I can tell you what I didn’t expect. I didn’t expect to be having my first panic attack ever, and to be wandering around and around the circular driveway in front of my house, at 4 in the morning four days after having given birth to my daughter. Did you know that 4 am is when most people run their sprinklers? It didn’t occur to me, but now I know.
Why the panic attack? It came out of the blue on certain levels. I had my baby last Wednesday morning and she is beautiful and perfect (I may be biased). The delivery…well, let’s just say all’s well that ends well (my obstetrician showed up at 11:02. Baby delivered 11:13. Can you say “cutting it close”?), and take up a collection to send the anesthesiologist back to school for some refresher courses in Epidural 101.
But after having this baby, a few things happened that were new and wonderful. Like looking at my husband just after we heard her cry for the first time, and watching each other cry as well out of sheer joy. So this is what it feels like, I thought (ignoring the goings-on of my placenta at the other end of the table), to be totally and completely overjoyed. Another wonder: by the end of the day, I was walking around, footloose and cramp-free and feeling amazingly happy, as though I should be followed around by the Katrina and the Waves classic tune “Walking on Sunshine.” And a third: less than 48 hours after I delivered, my sister gave birth to her own little girl right down the hall from me. We took pictures of the two new cousins in their plastic bassinets. Pretty awesome.
In short, it’s been an amazing week and I could not be more grateful.
So I was floored when I took my gorgeous, 9-on-the-Apgar (bragging about test scores already! Go Tiger Mom!) baby home, fed her, said good night to our baby nurse, went to sleep, and started having a series of insane, off-the-chart nightmares that made me think that maybe I would be better off awake.

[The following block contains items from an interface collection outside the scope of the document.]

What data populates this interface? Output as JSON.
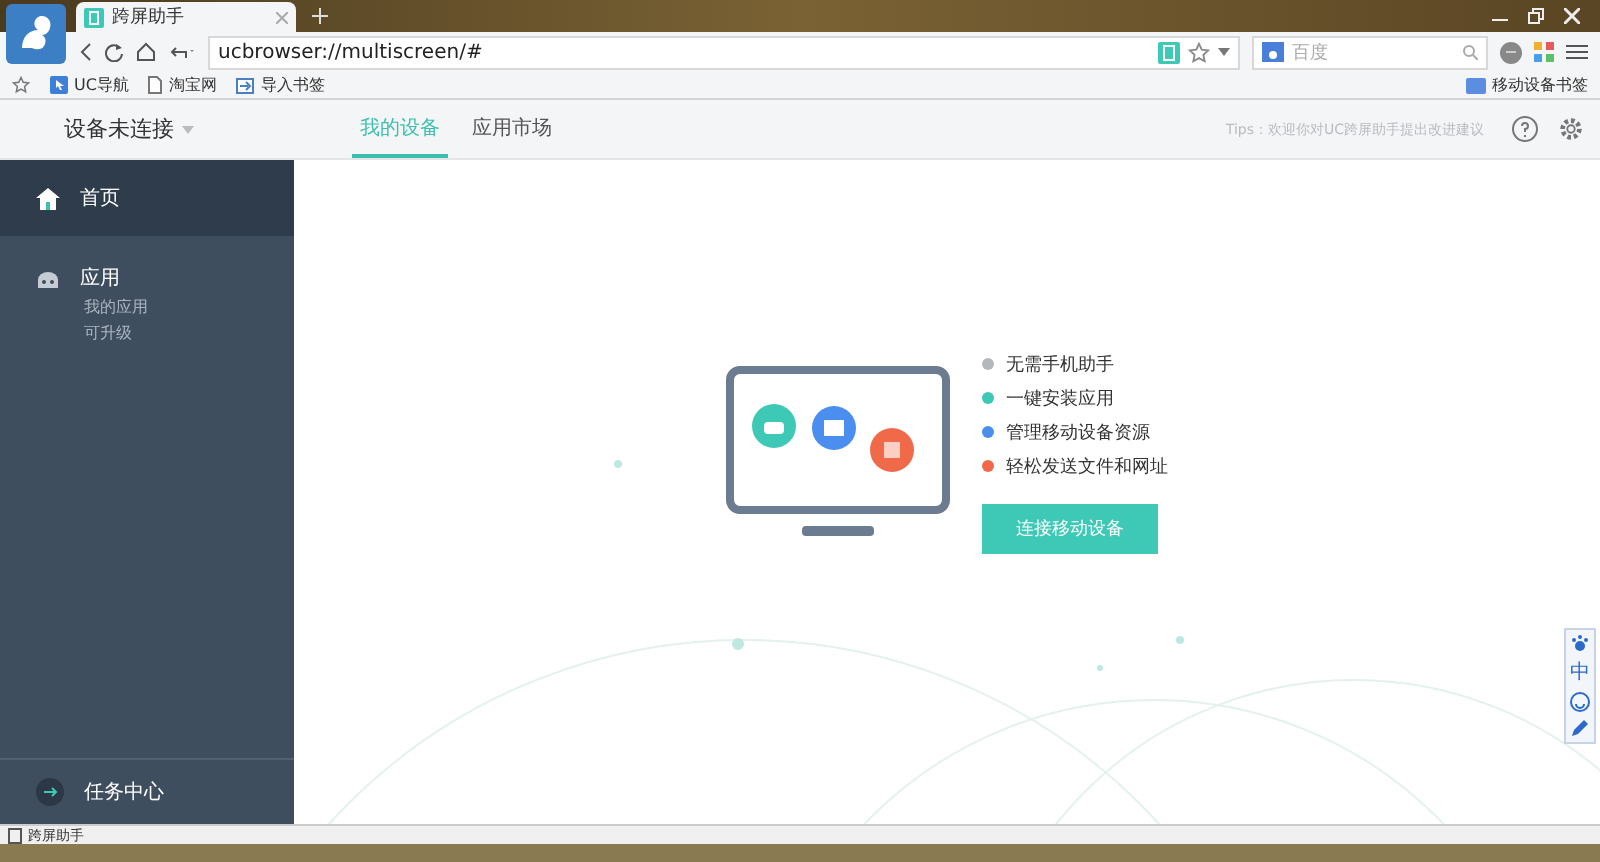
{
  "browser": {
    "tab_title": "跨屏助手",
    "address": "ucbrowser://multiscreen/#",
    "search_placeholder": "百度"
  },
  "bookmarks": [
    {
      "kind": "nav",
      "label": "UC导航"
    },
    {
      "kind": "page",
      "label": "淘宝网"
    },
    {
      "kind": "import",
      "label": "导入书签"
    }
  ],
  "mobile_bookmarks": "移动设备书签",
  "header": {
    "device_status": "设备未连接",
    "tabs": [
      {
        "label": "我的设备",
        "selected": true
      },
      {
        "label": "应用市场",
        "selected": false
      }
    ],
    "tips": "Tips：欢迎你对UC跨屏助手提出改进建议"
  },
  "sidebar": {
    "items": [
      {
        "kind": "home",
        "label": "首页",
        "selected": true
      },
      {
        "kind": "apps",
        "label": "应用",
        "selected": false,
        "children": [
          {
            "label": "我的应用"
          },
          {
            "label": "可升级"
          }
        ]
      }
    ],
    "footer": "任务中心"
  },
  "features": [
    {
      "label": "无需手机助手",
      "color": "#b4b8bd"
    },
    {
      "label": "一键安装应用",
      "color": "#3ec9b6"
    },
    {
      "label": "管理移动设备资源",
      "color": "#4a8ff0"
    },
    {
      "label": "轻松发送文件和网址",
      "color": "#f06a4a"
    }
  ],
  "connect_button": "连接移动设备",
  "ime_toolbar": {
    "mode": "中"
  },
  "status_bar": "跨屏助手"
}
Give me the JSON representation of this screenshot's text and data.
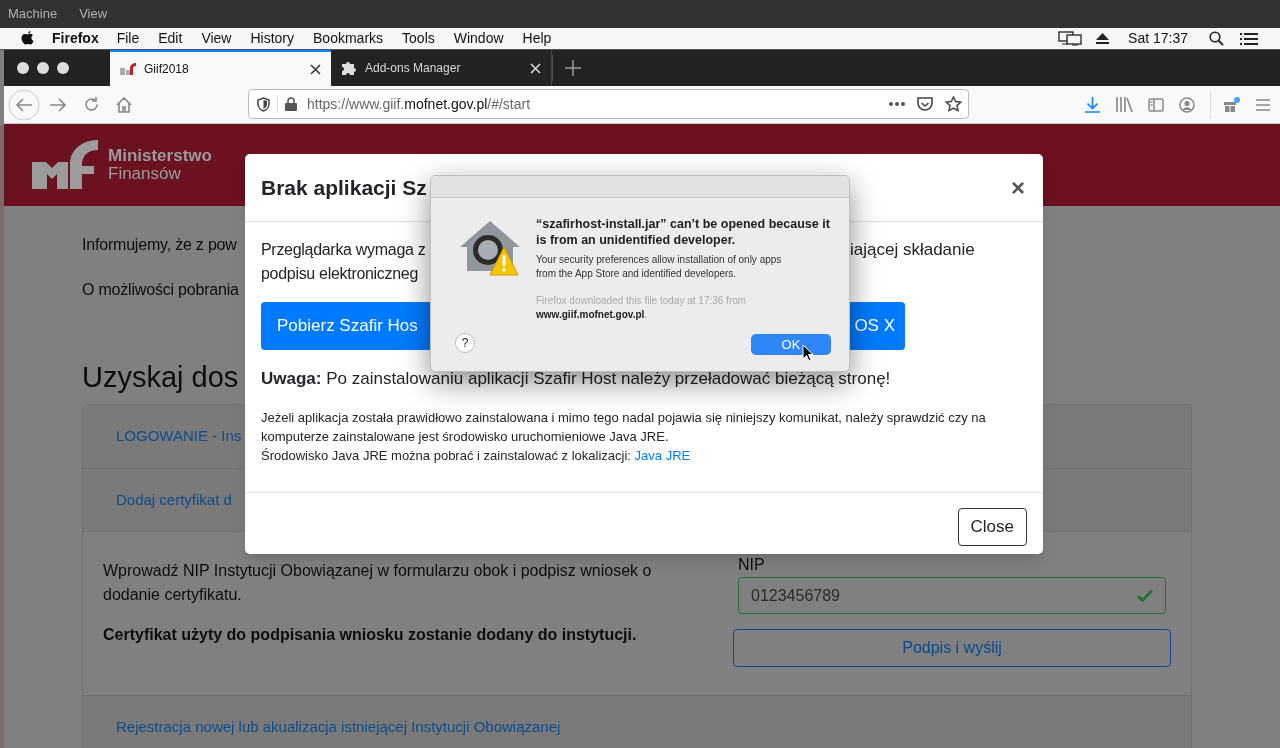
{
  "vm_menu": [
    "Machine",
    "View"
  ],
  "menu_bar": {
    "app": "Firefox",
    "items": [
      "File",
      "Edit",
      "View",
      "History",
      "Bookmarks",
      "Tools",
      "Window",
      "Help"
    ],
    "clock": "Sat 17:37"
  },
  "tabs": [
    {
      "title": "Giif2018",
      "selected": true
    },
    {
      "title": "Add-ons Manager",
      "selected": false
    }
  ],
  "address": {
    "prefix": "https://www.giif.",
    "domain": "mofnet.gov.pl",
    "suffix": "/#/start"
  },
  "page": {
    "logo_top": "Ministerstwo",
    "logo_bottom": "Finansów",
    "paragraphs": [
      "Informujemy, że z pow",
      "O możliwości pobrania"
    ],
    "heading": "Uzyskaj dos",
    "sections": [
      {
        "kind": "collapsed",
        "title": "LOGOWANIE - Ins"
      },
      {
        "kind": "form",
        "title": "Dodaj certyfikat d",
        "description": "Wprowadź NIP Instytucji Obowiązanej w formularzu obok i podpisz wniosek o dodanie certyfikatu.",
        "note": "Certyfikat użyty do podpisania wniosku zostanie dodany do instytucji.",
        "field_label": "NIP",
        "field_value": "0123456789",
        "valid": true,
        "button": "Podpis i wyślij"
      },
      {
        "kind": "collapsed",
        "title": "Rejestracja nowej lub akualizacja istniejącej Instytucji Obowiązanej"
      }
    ]
  },
  "modal": {
    "title": "Brak aplikacji Sz",
    "close": "×",
    "intro_left": "Przeglądarka wymaga z",
    "intro_right": "iającej składanie",
    "intro_line2": "podpisu elektroniczneg",
    "button_left": "Pobierz Szafir Hos",
    "button_right": "OS X",
    "warning": "**Uwaga:** Po zainstalowaniu aplikacji Szafir Host należy przeładować bieżącą stronę!",
    "details": [
      "Jeżeli aplikacja została prawidłowo zainstalowana i mimo tego nadal pojawia się niniejszy komunikat, należy sprawdzić czy na komputerze zainstalowane jest środowisko uruchomieniowe Java JRE.",
      "Środowisko Java JRE można pobrać i zainstalować z lokalizacji:"
    ],
    "link": "Java JRE",
    "footer_button": "Close"
  },
  "dialog": {
    "title": "“szafirhost-install.jar” can’t be opened because it is from an unidentified developer.",
    "message": "Your security preferences allow installation of only apps from the App Store and identified developers.",
    "source": "Firefox downloaded this file today at 17:36 from",
    "source_domain": "www.giif.mofnet.gov.pl",
    "source_end": ".",
    "help": "?",
    "button": "OK"
  }
}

Nightmare One: I fall asleep quickly. I wake up because it is time to nurse the baby. In the soft light of my bedroom, I watch her and marvel at her tiny fingers, her quick breaths. I then fall asleep. I wake up in a panic, realizing I have fallen asleep with the baby at my breast, but she’s no longer there. I throw pillows on the floor, my breath getting quicker and quicker as I plunge into the duvet with my hands, hoping against hope that I find her alive.
Then I wake up.
Nice, right? That’s a winner in the Baby Anxiety Nightmare Hall of Fame. It’s a classic. I actually remember having had it with the other two kids. I mean, look, I get it – what makes it so terrifying is the idea that even when you are trying to take care of your child, you could unwittingly, sleepily screw up with horrible, unspeakable results. Let’s give it a 10 for realism, a 10 for heart-quickening drama and a 3 for likelihood of it actually happening.
Nightmare Two: I am in the house. I know my baby is somewhere in the house, but I don’t know where. I listen for her, but only hear the thumping of my heart in my throat as I search and search, more and more frantically. Then I wake up.
Another classic self-flagellator of a dream. Highly realistic and dramatic, very unlikely to actually occur.
Nightmare Three: I have had my daughter, but not with my husband. No, I have somehow vaulted back in time to my marriage with my ex-husband, and he seems to think that I am his wife and this is his baby. I protest along the lines of the Talking Heads (“This is not my beautiful house! I am not your beautiful wife!”) but to no avail. We live in the house in which I live with my actual husband, my baby’s actual father, but he is nowhere to be found. Instead, the toilets are overflowing, my older children are behaving like animals and playing catch with the baby (as in baby = ball), and I am crying in a corner. That last part feels oddly familiar, actually.
That one, if not the scariest, is at least the least likely to actually occur.
In between these cinematic nightmare scenarios, by the way, I’m waking up to feed the baby. Which I totally wouldn’t mind, were it not for the fact that I spend the feeding time staring at her, Clockwork-Orange-style, telling myself I’m not going to blink, lest she gets lost in the blankets/the house/my old marriage.
So all this sort of explains why the next night, I opt to panic rather than sleep.
But only sort of, at the end of the day. As I roam the house post driveway-pacing, consumed by anxiety that causes epic-level knots in my neck that make it difficult to turn my head to the left (who needs the left, anyway?), I find the membership renewal forms for our synagogue. I make the mental note that I have to order High Holiday tickets. I think of last year at Rosh Hashana services, when I saw people with new babies and wondered when and if I would be one of them.
And I think about the Unetaneh Tokef, a prayer said on Rosh Hashana which never fails to move me to tears. “Let us tell how utterly holy this day is,” the prayer says. And all my anxiety, I realize, stems from the fear of losing something that is the most transcendentally holy and amazing thing a person can ever have in life. And it makes sense.
But I can, if I try, let my anxiety go. After all, what is anxiety but a passing cloud, or a dream that vanishes?